Dataset rows for apps and sites:
+ + + + +
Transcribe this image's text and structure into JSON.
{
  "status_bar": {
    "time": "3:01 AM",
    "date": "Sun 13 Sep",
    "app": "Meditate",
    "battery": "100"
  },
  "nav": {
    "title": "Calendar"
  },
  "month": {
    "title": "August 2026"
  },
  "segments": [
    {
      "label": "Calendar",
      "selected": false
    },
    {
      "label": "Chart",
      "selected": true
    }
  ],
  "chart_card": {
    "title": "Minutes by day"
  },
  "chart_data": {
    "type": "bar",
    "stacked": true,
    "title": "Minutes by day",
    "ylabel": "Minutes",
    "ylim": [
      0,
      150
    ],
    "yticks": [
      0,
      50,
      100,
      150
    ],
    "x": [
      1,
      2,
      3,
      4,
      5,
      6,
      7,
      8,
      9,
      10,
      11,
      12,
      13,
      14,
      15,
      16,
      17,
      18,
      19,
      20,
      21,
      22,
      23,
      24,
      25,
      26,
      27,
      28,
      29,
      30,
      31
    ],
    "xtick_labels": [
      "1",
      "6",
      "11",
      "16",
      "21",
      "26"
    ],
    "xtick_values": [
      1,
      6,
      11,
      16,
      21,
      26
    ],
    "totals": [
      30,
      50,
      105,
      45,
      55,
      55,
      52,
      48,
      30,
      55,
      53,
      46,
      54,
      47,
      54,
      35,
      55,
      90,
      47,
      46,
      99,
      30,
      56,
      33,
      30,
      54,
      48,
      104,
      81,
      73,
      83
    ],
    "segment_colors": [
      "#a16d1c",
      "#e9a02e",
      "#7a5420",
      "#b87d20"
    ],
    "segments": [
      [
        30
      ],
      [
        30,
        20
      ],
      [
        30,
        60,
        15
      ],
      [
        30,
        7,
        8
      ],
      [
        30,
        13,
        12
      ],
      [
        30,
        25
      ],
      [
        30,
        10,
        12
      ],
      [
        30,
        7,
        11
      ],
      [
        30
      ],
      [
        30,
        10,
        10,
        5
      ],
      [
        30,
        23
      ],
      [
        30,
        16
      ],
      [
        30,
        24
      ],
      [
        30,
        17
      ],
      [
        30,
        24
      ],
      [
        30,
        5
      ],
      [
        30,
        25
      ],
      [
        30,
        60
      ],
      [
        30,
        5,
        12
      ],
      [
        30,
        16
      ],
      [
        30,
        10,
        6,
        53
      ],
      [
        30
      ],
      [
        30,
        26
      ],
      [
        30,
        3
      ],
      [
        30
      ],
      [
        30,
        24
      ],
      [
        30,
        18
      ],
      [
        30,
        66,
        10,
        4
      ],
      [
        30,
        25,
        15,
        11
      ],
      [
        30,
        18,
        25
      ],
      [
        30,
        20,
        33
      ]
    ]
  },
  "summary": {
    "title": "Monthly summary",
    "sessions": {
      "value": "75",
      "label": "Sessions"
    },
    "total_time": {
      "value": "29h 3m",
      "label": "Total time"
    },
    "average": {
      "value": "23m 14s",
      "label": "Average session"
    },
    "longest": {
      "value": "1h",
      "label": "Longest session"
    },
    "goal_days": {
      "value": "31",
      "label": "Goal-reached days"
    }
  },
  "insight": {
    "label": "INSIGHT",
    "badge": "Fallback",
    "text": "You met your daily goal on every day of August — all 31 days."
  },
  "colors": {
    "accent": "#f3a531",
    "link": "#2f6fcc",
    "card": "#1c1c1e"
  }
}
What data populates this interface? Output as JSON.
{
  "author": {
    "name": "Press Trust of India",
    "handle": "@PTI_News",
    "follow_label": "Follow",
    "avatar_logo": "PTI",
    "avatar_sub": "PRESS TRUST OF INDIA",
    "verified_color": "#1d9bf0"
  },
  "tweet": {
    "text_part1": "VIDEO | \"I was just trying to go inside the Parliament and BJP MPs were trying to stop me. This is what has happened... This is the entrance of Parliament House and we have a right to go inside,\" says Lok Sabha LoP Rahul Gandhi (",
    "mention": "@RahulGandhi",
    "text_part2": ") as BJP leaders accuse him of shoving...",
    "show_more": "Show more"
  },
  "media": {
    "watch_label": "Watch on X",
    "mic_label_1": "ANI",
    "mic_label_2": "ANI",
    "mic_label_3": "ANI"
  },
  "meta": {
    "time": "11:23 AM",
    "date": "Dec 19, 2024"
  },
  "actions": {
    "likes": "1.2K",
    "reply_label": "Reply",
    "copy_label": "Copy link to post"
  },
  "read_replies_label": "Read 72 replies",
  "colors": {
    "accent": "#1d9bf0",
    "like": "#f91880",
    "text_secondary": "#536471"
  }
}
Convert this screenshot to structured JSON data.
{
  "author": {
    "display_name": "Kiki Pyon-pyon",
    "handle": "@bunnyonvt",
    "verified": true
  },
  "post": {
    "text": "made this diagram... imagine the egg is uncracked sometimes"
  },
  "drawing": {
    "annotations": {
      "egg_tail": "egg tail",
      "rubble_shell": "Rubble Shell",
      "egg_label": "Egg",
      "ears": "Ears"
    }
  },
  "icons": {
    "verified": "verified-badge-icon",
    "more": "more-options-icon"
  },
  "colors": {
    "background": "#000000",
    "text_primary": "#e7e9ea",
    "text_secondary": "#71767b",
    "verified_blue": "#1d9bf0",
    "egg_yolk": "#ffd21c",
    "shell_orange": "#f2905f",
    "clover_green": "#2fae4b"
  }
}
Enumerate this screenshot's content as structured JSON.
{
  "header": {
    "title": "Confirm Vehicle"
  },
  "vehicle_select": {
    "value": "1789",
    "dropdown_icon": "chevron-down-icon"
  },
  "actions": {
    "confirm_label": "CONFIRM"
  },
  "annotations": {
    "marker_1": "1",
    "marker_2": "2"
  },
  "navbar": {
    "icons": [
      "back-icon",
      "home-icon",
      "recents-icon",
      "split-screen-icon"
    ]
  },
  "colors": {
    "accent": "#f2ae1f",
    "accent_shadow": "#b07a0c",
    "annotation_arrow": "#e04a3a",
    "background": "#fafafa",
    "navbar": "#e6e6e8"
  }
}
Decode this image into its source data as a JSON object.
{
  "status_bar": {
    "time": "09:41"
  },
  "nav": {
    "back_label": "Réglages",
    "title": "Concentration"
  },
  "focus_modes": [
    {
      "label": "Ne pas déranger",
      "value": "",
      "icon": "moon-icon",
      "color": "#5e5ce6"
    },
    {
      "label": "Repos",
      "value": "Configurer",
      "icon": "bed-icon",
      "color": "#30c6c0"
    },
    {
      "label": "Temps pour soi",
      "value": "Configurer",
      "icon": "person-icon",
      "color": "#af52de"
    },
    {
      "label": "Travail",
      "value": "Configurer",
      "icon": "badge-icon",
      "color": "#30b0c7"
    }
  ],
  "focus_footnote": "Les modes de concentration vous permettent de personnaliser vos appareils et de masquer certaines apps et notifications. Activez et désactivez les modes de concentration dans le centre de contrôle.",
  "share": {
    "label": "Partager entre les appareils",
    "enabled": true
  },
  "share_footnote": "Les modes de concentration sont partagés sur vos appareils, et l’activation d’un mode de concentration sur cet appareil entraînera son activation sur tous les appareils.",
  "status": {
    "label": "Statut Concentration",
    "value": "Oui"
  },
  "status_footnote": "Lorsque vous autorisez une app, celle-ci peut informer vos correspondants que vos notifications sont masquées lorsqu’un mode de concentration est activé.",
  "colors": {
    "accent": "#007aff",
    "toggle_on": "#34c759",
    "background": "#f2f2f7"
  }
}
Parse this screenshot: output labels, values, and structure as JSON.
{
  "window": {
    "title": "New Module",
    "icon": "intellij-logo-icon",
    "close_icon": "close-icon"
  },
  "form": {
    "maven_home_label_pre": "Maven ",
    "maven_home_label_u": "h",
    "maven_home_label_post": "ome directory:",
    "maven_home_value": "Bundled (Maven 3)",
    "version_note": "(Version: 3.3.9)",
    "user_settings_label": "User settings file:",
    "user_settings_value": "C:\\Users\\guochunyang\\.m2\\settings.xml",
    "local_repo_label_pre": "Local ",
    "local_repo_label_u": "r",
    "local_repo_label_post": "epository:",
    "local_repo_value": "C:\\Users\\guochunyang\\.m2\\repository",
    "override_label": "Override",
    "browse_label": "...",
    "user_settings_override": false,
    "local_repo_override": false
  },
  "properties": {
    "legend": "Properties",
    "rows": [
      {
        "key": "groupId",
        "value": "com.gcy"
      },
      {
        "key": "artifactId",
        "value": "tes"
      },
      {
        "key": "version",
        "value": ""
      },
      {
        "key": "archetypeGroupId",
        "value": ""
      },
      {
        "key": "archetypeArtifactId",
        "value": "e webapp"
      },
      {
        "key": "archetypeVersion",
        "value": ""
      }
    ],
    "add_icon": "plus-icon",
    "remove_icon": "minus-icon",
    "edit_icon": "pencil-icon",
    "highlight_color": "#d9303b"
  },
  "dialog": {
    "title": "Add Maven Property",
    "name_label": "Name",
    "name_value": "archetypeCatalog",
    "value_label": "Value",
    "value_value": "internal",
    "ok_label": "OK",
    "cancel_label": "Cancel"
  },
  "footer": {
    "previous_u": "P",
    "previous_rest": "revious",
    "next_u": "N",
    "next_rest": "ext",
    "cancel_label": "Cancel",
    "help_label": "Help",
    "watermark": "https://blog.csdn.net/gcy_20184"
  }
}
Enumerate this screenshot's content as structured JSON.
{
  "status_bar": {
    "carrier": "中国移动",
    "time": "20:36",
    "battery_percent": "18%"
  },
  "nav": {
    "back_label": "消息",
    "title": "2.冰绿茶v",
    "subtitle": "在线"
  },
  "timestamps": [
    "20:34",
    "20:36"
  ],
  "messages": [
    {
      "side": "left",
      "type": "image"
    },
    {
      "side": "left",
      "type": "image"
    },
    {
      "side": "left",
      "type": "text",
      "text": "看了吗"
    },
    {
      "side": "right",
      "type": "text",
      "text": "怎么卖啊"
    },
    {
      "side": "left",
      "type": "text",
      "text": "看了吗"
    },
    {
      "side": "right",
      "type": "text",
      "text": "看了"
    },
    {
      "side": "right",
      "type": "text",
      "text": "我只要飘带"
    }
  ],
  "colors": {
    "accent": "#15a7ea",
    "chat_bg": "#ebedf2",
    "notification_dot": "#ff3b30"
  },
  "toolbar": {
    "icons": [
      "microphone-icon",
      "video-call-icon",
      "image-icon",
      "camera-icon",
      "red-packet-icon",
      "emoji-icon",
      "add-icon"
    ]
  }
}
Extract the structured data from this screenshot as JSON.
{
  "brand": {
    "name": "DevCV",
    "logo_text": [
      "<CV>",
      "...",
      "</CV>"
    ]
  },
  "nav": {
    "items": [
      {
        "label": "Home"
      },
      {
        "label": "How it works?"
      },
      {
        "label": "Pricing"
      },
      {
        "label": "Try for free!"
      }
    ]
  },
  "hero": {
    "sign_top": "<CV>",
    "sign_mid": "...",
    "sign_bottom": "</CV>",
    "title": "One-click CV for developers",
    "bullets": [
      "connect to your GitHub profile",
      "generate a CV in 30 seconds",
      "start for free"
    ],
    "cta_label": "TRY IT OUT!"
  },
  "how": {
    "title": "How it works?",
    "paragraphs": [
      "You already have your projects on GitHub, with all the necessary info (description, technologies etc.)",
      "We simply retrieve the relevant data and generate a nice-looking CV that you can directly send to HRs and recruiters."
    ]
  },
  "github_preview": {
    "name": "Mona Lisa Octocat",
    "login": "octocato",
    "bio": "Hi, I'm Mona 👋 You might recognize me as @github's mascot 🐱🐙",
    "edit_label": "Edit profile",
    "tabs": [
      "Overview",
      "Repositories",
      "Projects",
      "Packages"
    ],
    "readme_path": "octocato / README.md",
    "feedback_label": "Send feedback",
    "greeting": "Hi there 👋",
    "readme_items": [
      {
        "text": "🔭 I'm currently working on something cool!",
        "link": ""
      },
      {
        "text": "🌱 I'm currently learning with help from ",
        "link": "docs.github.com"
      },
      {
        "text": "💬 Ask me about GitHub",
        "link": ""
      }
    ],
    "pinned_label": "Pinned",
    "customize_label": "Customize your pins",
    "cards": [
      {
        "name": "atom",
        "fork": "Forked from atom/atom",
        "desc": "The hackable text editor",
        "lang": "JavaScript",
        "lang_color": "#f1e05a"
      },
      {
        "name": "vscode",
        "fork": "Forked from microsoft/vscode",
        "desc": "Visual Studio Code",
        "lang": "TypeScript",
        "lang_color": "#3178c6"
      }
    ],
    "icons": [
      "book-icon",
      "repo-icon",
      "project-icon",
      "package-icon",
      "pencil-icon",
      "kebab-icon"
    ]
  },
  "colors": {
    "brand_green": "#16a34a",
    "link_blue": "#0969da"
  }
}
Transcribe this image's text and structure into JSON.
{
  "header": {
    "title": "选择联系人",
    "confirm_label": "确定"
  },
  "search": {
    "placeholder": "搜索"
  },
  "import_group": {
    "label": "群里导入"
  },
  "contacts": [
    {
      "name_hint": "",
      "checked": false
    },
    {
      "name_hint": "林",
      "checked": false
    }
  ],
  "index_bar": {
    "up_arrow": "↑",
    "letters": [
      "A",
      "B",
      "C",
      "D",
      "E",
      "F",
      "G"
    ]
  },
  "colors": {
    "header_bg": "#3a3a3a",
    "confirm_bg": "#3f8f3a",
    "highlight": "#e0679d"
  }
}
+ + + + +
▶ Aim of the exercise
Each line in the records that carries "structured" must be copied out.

▶ Task answer
Convert this screenshot to structured JSON data.
Enumerate this screenshot's content as structured JSON.
Enumerate this screenshot's content as structured JSON.
Extract the structured data from this screenshot as JSON.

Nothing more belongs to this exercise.